When discussing the world of prestigious international show jumping competitions such as the FEI World Cup and the Olympics, the dominance of German horses is evident. These horses, bred for their extraordinary abilities, don’t just win titles – they set records. This kind of performance is a testament to the heritage and capabilities of German show jumping horses.
Current Trends and Future of German Show Jumping Horses
The Evolution and Current Trends of German Show Jumping Horses
The prominence of German horses in show jumping continues to grow, thanks to the country’s advanced breeding programs. These programs focus on producing horses that exhibit remarkable athleticism, intelligence, and an unyieldingly high level of trainability – traits that have become a global standard in the realm of show jumping.
Several breeds dominate the show jumping circuits, with Hanoverians, Oldenburgs, and Holsteiners being among the most sought-after.

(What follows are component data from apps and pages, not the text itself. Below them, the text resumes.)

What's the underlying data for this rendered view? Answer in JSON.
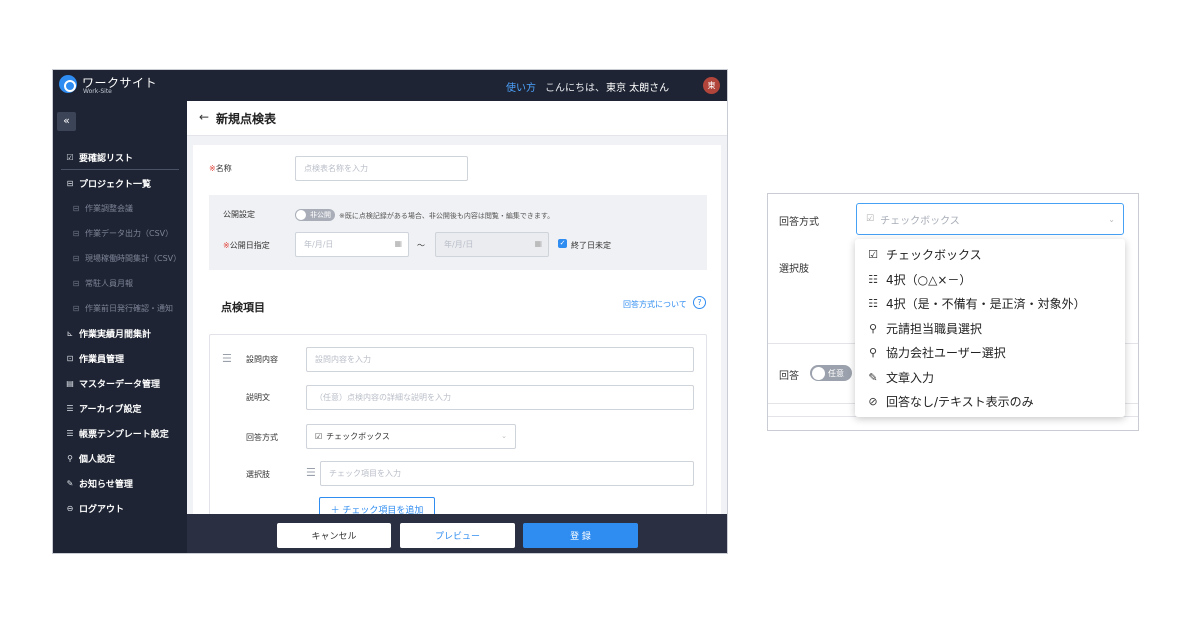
{
  "header": {
    "logo_title": "ワークサイト",
    "logo_sub": "Work-Site",
    "help_link": "使い方",
    "greeting": "こんにちは、",
    "user_name": "東京 太朗さん",
    "avatar_initial": "東"
  },
  "sidebar": {
    "collapse": "«",
    "items": [
      {
        "icon": "☑",
        "label": "要確認リスト",
        "sub": false
      },
      {
        "icon": "⊟",
        "label": "プロジェクト一覧",
        "sub": false
      },
      {
        "icon": "⊟",
        "label": "作業調整会議",
        "sub": true
      },
      {
        "icon": "⊟",
        "label": "作業データ出力（CSV）",
        "sub": true
      },
      {
        "icon": "⊟",
        "label": "現場稼働時間集計（CSV）",
        "sub": true
      },
      {
        "icon": "⊟",
        "label": "常駐人員月報",
        "sub": true
      },
      {
        "icon": "⊟",
        "label": "作業前日発行確認・通知",
        "sub": true
      },
      {
        "icon": "⊾",
        "label": "作業実績月間集計",
        "sub": false
      },
      {
        "icon": "⊡",
        "label": "作業員管理",
        "sub": false
      },
      {
        "icon": "▤",
        "label": "マスターデータ管理",
        "sub": false
      },
      {
        "icon": "☰",
        "label": "アーカイブ設定",
        "sub": false
      },
      {
        "icon": "☰",
        "label": "帳票テンプレート設定",
        "sub": false
      },
      {
        "icon": "⚲",
        "label": "個人設定",
        "sub": false
      },
      {
        "icon": "✎",
        "label": "お知らせ管理",
        "sub": false
      },
      {
        "icon": "⊖",
        "label": "ログアウト",
        "sub": false
      }
    ]
  },
  "page": {
    "back": "←",
    "title": "新規点検表"
  },
  "form": {
    "name_mark": "※",
    "name_label": "名称",
    "name_placeholder": "点検表名称を入力",
    "publish_label": "公開設定",
    "publish_toggle": "非公開",
    "publish_note": "※既に点検記録がある場合、非公開後も内容は閲覧・編集できます。",
    "date_mark": "※",
    "date_label": "公開日指定",
    "date_start": "年/月/日",
    "date_tilde": "～",
    "date_end": "年/月/日",
    "end_undecided": "終了日未定",
    "section_title": "点検項目",
    "about_link": "回答方式について",
    "question_label": "設問内容",
    "question_placeholder": "設問内容を入力",
    "description_label": "説明文",
    "description_placeholder": "（任意）点検内容の詳細な説明を入力",
    "answer_label": "回答方式",
    "answer_value": "チェックボックス",
    "choices_label": "選択肢",
    "choices_placeholder": "チェック項目を入力",
    "add_item": "＋ チェック項目を追加"
  },
  "footer": {
    "cancel": "キャンセル",
    "preview": "プレビュー",
    "register": "登 録"
  },
  "zoom": {
    "answer_label": "回答方式",
    "selected": "チェックボックス",
    "choices_label": "選択肢",
    "answer_row_label": "回答",
    "answer_toggle": "任意",
    "options": [
      {
        "icon": "checkbox-icon",
        "glyph": "☑",
        "label": "チェックボックス"
      },
      {
        "icon": "list-icon",
        "glyph": "☷",
        "label": "4択（○△×－）"
      },
      {
        "icon": "list-icon",
        "glyph": "☷",
        "label": "4択（是・不備有・是正済・対象外）"
      },
      {
        "icon": "person-icon",
        "glyph": "⚲",
        "label": "元請担当職員選択"
      },
      {
        "icon": "person-icon",
        "glyph": "⚲",
        "label": "協力会社ユーザー選択"
      },
      {
        "icon": "edit-icon",
        "glyph": "✎",
        "label": "文章入力"
      },
      {
        "icon": "no-icon",
        "glyph": "⊘",
        "label": "回答なし/テキスト表示のみ"
      }
    ]
  },
  "colors": {
    "navy": "#1e2433",
    "accent": "#2f8cf0",
    "required": "#e0443c"
  }
}
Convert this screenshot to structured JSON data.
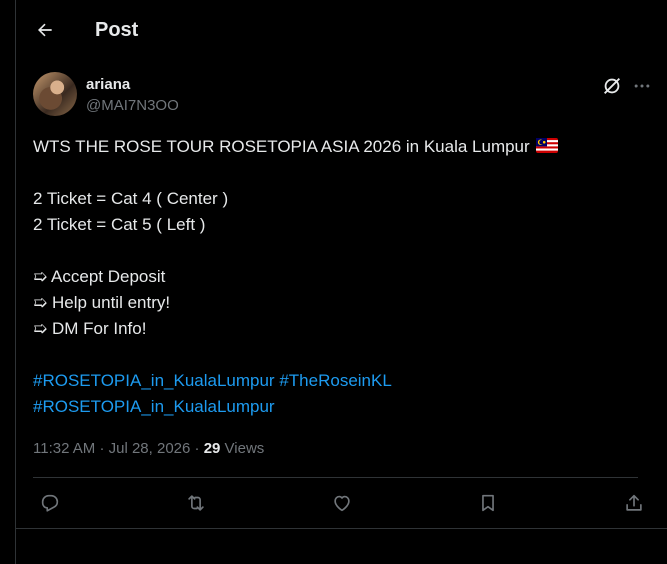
{
  "header": {
    "title": "Post",
    "back_icon": "arrow-left-icon"
  },
  "author": {
    "display_name": "ariana",
    "handle": "@MAI7N3OO"
  },
  "post": {
    "lines": [
      "WTS THE ROSE TOUR ROSETOPIA ASIA 2026 in Kuala Lumpur",
      "",
      "2 Ticket = Cat 4 ( Center )",
      "2 Ticket = Cat 5 ( Left )",
      "",
      "➯ Accept Deposit",
      "➯ Help until entry!",
      "➯ DM For Info!",
      ""
    ],
    "hashtags_line1": [
      "#ROSETOPIA_in_KualaLumpur",
      "#TheRoseinKL"
    ],
    "hashtags_line2": [
      "#ROSETOPIA_in_KualaLumpur"
    ],
    "flag": "malaysia-flag"
  },
  "meta": {
    "time": "11:32 AM",
    "date": "Jul 28, 2026",
    "views_count": "29",
    "views_label": "Views"
  },
  "colors": {
    "background": "#000000",
    "text": "#e7e9ea",
    "muted": "#71767b",
    "link": "#1d9bf0",
    "border": "#2f3336"
  },
  "actions": [
    "reply-icon",
    "repost-icon",
    "like-icon",
    "bookmark-icon",
    "share-icon"
  ]
}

These breeds, known for their remarkable endurance, suppleness, and ability to jump high, are often meticulously bred with others to further improve and refine these desirable qualities.
In this modern age, technology has permeated into the care and training of show jumping horses. Devices such as motion-capture systems, GPS trackers, and heart-rate monitors are used to fine-tune their condition and performance. An increasingly common practice is precision feeding, where diet analysis software is used to ensure each horse receives optimal nutrition.

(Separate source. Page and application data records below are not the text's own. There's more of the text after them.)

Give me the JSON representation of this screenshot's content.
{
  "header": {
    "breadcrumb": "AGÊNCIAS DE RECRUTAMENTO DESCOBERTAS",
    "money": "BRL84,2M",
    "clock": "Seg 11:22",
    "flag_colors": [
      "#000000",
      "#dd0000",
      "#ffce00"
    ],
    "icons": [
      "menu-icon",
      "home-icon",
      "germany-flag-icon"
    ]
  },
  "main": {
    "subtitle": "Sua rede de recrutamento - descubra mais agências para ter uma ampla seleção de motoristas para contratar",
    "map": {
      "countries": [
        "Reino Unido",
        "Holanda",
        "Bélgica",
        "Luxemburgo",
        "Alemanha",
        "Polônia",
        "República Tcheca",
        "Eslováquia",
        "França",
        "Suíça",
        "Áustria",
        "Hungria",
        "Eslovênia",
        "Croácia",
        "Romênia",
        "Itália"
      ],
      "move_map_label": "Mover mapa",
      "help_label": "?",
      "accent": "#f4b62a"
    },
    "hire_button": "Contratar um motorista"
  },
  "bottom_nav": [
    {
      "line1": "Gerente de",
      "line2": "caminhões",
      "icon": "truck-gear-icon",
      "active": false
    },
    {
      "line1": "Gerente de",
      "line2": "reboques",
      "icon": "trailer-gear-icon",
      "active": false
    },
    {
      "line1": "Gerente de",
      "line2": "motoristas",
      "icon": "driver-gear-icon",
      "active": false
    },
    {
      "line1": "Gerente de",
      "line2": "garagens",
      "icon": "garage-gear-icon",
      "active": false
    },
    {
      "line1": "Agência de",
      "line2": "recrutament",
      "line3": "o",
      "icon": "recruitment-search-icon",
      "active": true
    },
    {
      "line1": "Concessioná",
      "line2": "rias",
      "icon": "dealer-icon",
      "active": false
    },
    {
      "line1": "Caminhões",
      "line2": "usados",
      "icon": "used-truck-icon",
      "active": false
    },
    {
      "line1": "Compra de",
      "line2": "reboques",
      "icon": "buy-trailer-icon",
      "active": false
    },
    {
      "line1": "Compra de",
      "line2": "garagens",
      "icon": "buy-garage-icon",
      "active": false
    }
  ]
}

Innovation in Training and Competition
Innovations in German horsepower extend beyond breeding, with modern training techniques garnering significant attention. The balance between traditional riding skills and the use of advanced technology is crucial. Traditional training emphasizes groundwork, rider balance, and communication, while technology provides objective data to help refine techniques and strategies.

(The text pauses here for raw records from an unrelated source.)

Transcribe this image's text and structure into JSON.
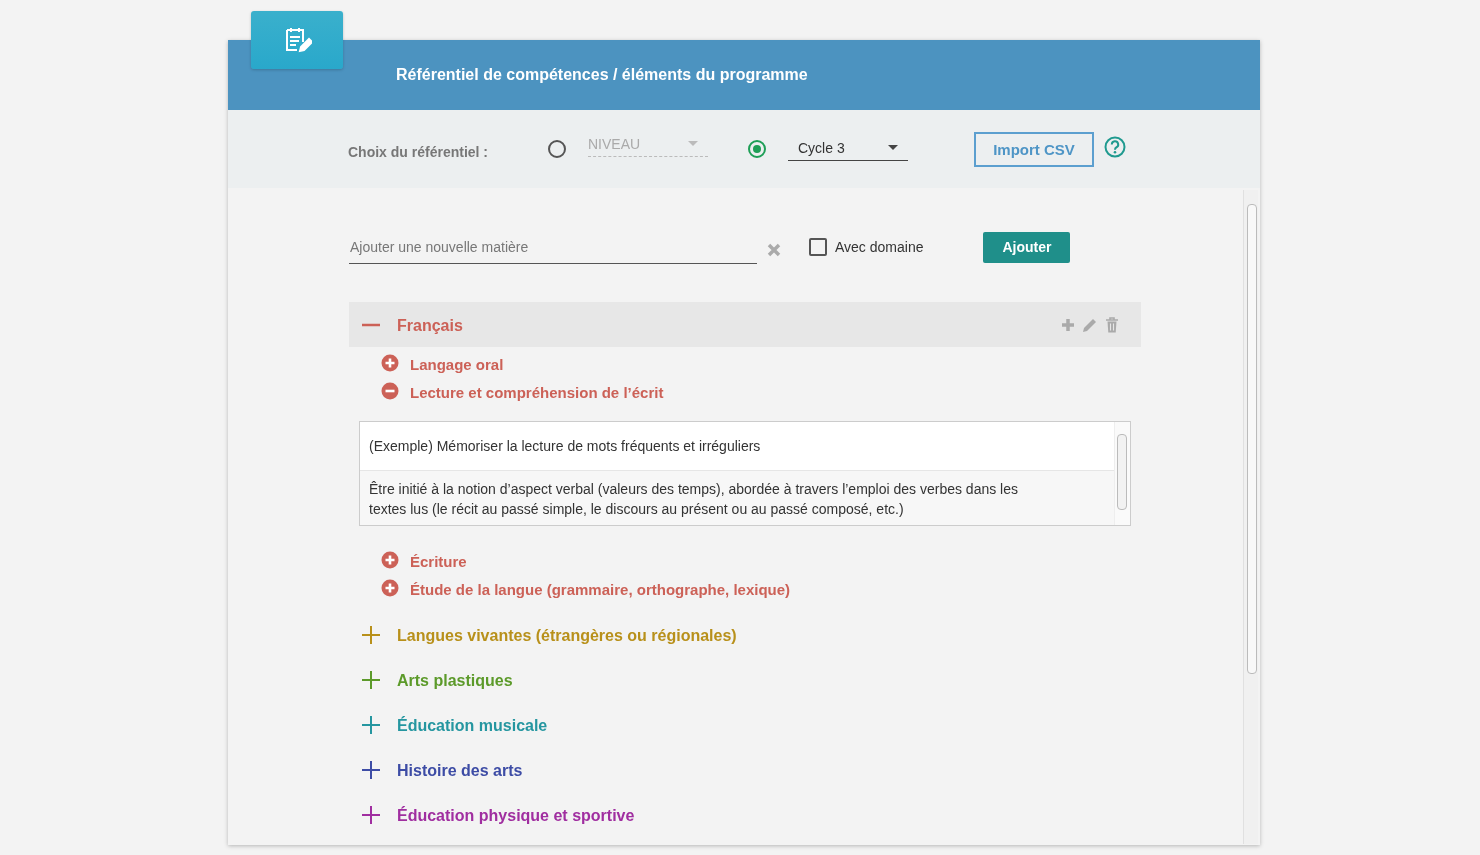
{
  "header": {
    "title": "Référentiel de compétences / éléments du programme"
  },
  "referentiel": {
    "label": "Choix du référentiel :",
    "options": [
      {
        "value": "NIVEAU",
        "selected": false,
        "disabled": true
      },
      {
        "value": "Cycle 3",
        "selected": true,
        "disabled": false
      }
    ]
  },
  "import_button": "Import CSV",
  "new_subject": {
    "placeholder": "Ajouter une nouvelle matière",
    "with_domain": {
      "label": "Avec domaine",
      "checked": false
    },
    "add_button": "Ajouter"
  },
  "subjects": [
    {
      "name": "Français",
      "color": "#cc6157",
      "expanded": true,
      "selected": true,
      "domains": [
        {
          "name": "Langage oral",
          "expanded": false
        },
        {
          "name": "Lecture et compréhension de l’écrit",
          "expanded": true,
          "items": [
            "(Exemple) Mémoriser la lecture de mots fréquents et irréguliers",
            "Être initié à la notion d’aspect verbal (valeurs des temps), abordée à travers l’emploi des verbes dans les textes lus (le récit au passé simple, le discours au présent ou au passé composé, etc.)"
          ]
        },
        {
          "name": "Écriture",
          "expanded": false
        },
        {
          "name": "Étude de la langue (grammaire, orthographe, lexique)",
          "expanded": false
        }
      ]
    },
    {
      "name": "Langues vivantes (étrangères ou régionales)",
      "color": "#b8901a",
      "expanded": false,
      "selected": false
    },
    {
      "name": "Arts plastiques",
      "color": "#5c9a2a",
      "expanded": false,
      "selected": false
    },
    {
      "name": "Éducation musicale",
      "color": "#2596a0",
      "expanded": false,
      "selected": false
    },
    {
      "name": "Histoire des arts",
      "color": "#3d4ca5",
      "expanded": false,
      "selected": false
    },
    {
      "name": "Éducation physique et sportive",
      "color": "#a02ea0",
      "expanded": false,
      "selected": false
    }
  ]
}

Adjustments in competition rules have been instrumental in incentivizing superior performance. New rules now favor horses showing year-round excellence over those relying on a handful of good performances. This move promotes consistent training and encourages fair competition.
Future Prospects of German Show Jumping Horses
Looking ahead, the German show jumping scene is set to expand further, with continued improvements in breeding, training, and competitions. The application of genomics in horse breeding is a promising venture, aimed at identifying desirable traits at a genetic level. This could create horses that are more resilient, athletic and possess better speed, endurance and jumping talent.
Moreover, the increasing recognition of horse mental health is set to impact the future of the sport positively. Training regimens are now beginning to account for stress reduction and the emotional wellbeing of horses, seeing them not just as performers but sentient beings.
Furthermore, the focus on sustainability in equestrian sports is poised to gain momentum. From sustainably sourced feed to biodegradable bedding and energy-efficient stables, the narrative around eco-friendly equestrian practices is only set to grow.
Overall, as we delve deeper into the 21st century, the landscape of German show jumping horses will continue to evolve, shaped by advances in genetics, welfare consciousness, sustainability focus, and a marriage of tradition and technology in training techniques.
Centuries of meticulous breeding, rigorous training, and unmatched dedication have cemented Germany’s place in the show jumping arena. Its horses, acclaimed for their agility, strength, and compliance, continue to dominate major competitions, consistently raising the bar for excellence in equestrian sports. As technological innovations and fresh training approaches integrate into the sport, the future of German show jumping horses remains promising, poised on the threshold of new achievements and milestones. This enduring legacy and the exciting prospects shaping the future of German show jumping horses underline the indomitable spirit of the equestrian world.